Daniel did the chunking down suggested in Reflections #2. The first scary thing to do was to acknowledge that the debt needed to be faced today. The second thing was to ask for his wife’s help in managing their expenses for the next six months so he could channel his earnings toward paying off the debt. Scary, but do-able. (Lisa’s response was great – the scary thing for her to do had been to ask Daniel to do his scary thing.) Each day Daniel did at least one scary thing on the list of re-organizing their lives so the debt could, in fact, be paid off in six months.

Daniel quickly learned it was more important to do one scary thing every day than to do several things at once and skip a day. His brain was learning the habit of facing his fears at a pace that was do-able, one a day no matter how small. Daniel’s brain began to expect the daily “Uh oh!” followed by “OK, here we go” and then most days, “Whew! That wasn’t so bad!” More importantly, Daniel began to trust himself that, yup, he could rely on himself to do his one scary thing a day. Daniel recovered a sense of competence and then confidence in himself about two months into the “program.” Paying off the debt became routine. So did continuing to do any other one scary thing a day.

EXERCISES TO PRACTICE Doing One Scary Thing a Day

1. You might identify a project you know needs to get done and then make a list of steps to take to get that project done, as my client did to get himself to law school. As long as at least one of the daily tasks actually evokes that sense of “Uh oh!” where you actually feel the hesitancy or pulling back in your body, then doing the tasks each day will do the re-wiring of the brain we’re after. It’s the experience of “I faced…I felt the fear…I acted…I succeeded (or I learned what to do different next time)” that gets encoded as a new strategy, eventually becoming a new automatic habit.

2. You can also simply notice something every day that evokes that hesitancy in your body, or a procrastination in your behavior, then choose to do that task as your practice of doing one scary thing a day. The scary things don’t have to add up to a project. The doing one scary thing a day is the project of your experiencing yourself as an increasingly resilient person.

3. Pay attention to what changes in your inner experience as you do your one external scary thing a day.

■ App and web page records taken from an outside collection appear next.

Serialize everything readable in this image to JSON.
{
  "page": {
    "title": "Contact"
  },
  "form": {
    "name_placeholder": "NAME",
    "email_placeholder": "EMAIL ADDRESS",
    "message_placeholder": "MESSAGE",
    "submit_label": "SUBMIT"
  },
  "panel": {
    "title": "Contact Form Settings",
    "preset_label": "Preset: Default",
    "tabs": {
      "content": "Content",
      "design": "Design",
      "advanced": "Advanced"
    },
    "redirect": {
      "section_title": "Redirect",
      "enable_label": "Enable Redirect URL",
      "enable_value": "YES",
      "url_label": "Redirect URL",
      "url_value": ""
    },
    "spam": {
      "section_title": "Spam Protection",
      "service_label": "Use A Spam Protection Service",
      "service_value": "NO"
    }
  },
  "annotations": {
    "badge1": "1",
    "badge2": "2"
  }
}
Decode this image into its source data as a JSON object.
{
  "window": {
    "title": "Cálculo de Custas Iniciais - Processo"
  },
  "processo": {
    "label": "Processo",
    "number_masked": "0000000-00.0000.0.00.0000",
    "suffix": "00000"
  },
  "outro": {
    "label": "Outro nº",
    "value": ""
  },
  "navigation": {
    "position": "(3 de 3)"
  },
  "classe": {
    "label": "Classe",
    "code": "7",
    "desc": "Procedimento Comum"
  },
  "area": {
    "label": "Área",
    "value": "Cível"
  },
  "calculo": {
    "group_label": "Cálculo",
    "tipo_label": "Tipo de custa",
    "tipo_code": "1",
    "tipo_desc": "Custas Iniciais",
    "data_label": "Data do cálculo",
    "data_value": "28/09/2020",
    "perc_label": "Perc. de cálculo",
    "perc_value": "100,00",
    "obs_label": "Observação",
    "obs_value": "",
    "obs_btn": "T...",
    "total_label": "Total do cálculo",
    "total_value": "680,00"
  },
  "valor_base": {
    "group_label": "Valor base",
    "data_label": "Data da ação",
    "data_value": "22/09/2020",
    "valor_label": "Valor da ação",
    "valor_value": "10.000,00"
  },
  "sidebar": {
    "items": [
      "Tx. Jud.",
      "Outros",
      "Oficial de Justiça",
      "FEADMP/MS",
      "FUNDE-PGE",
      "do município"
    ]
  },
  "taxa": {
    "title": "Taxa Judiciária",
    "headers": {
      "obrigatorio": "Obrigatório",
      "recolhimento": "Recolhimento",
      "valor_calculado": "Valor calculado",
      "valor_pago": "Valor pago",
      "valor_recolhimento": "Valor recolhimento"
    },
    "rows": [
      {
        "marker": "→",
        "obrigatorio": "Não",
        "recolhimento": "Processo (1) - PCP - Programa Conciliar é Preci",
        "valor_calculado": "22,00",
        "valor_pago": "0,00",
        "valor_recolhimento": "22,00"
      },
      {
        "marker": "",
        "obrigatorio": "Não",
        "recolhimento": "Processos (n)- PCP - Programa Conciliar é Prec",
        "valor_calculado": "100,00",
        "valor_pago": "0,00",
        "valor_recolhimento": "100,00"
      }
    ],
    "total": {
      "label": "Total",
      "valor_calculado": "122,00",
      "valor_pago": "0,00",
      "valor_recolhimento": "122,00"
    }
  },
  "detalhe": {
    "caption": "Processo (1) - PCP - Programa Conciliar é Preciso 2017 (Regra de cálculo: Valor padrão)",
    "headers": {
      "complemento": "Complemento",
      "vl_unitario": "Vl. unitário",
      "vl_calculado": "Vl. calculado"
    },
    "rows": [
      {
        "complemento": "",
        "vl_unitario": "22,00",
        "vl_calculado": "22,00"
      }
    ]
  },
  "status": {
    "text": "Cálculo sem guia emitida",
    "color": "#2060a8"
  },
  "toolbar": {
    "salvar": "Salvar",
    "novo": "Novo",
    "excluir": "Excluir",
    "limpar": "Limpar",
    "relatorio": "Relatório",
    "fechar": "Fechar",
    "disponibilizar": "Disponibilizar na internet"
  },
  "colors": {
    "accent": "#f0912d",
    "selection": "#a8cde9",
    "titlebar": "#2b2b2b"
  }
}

If choosing to pay attention to your own inner experiences is the scary thing, then, great; do that once a day. Notice what shifts in the “before” and “after”, especially any tightening or contracting in our body before, and any relaxation and ease in your body afterwards. Notice any changes in your thoughts about yourself: harsh or critical or devaluing before, congratulatory or proud or relieved after. Noticing these state shifts helps build the “memories for the future” that, indeed, this practice is a beneficial practice to do.

4. Conscientiously cultivate the practice of remembering your successes in doing one scary thing a day. Especially notice what it feels like in your body now to remember the experience and feeling of getting through fear to action back then. This rolodex of positive memories in the explicit memory system of the brain becomes a stable and reliable platform for doing tomorrow’s next scary thing.


Feel the Fear…and Do It Anyway by Susan Jeffers, Ballantine Books, 2006.

A classic in the field of self-empowerment; many techniques to push through fear and move from feeling like a victim to owning your own leadership and creativity.

Taking the Leap: Freeing Ourselves from Old Habits and Fear by Pema Chodron, Shambala, 2010.

Practices of showing up and leaning into fear from a Buddhist perspective. The chapter on Getting Unstuck is especially helpful.

How We Decide by Jonah Lehrer, Mariner Books, 2009

This is the book that sparked the September e-newsletter on Crossing the Threshold. The neuroscience of decision making – all of which involves moving past the threshold of fear, either from our intuitive brain (bottom up) or the rational brain (top down.) Fascinating examples of people acting quickly in spite of fears; the science is very accessible.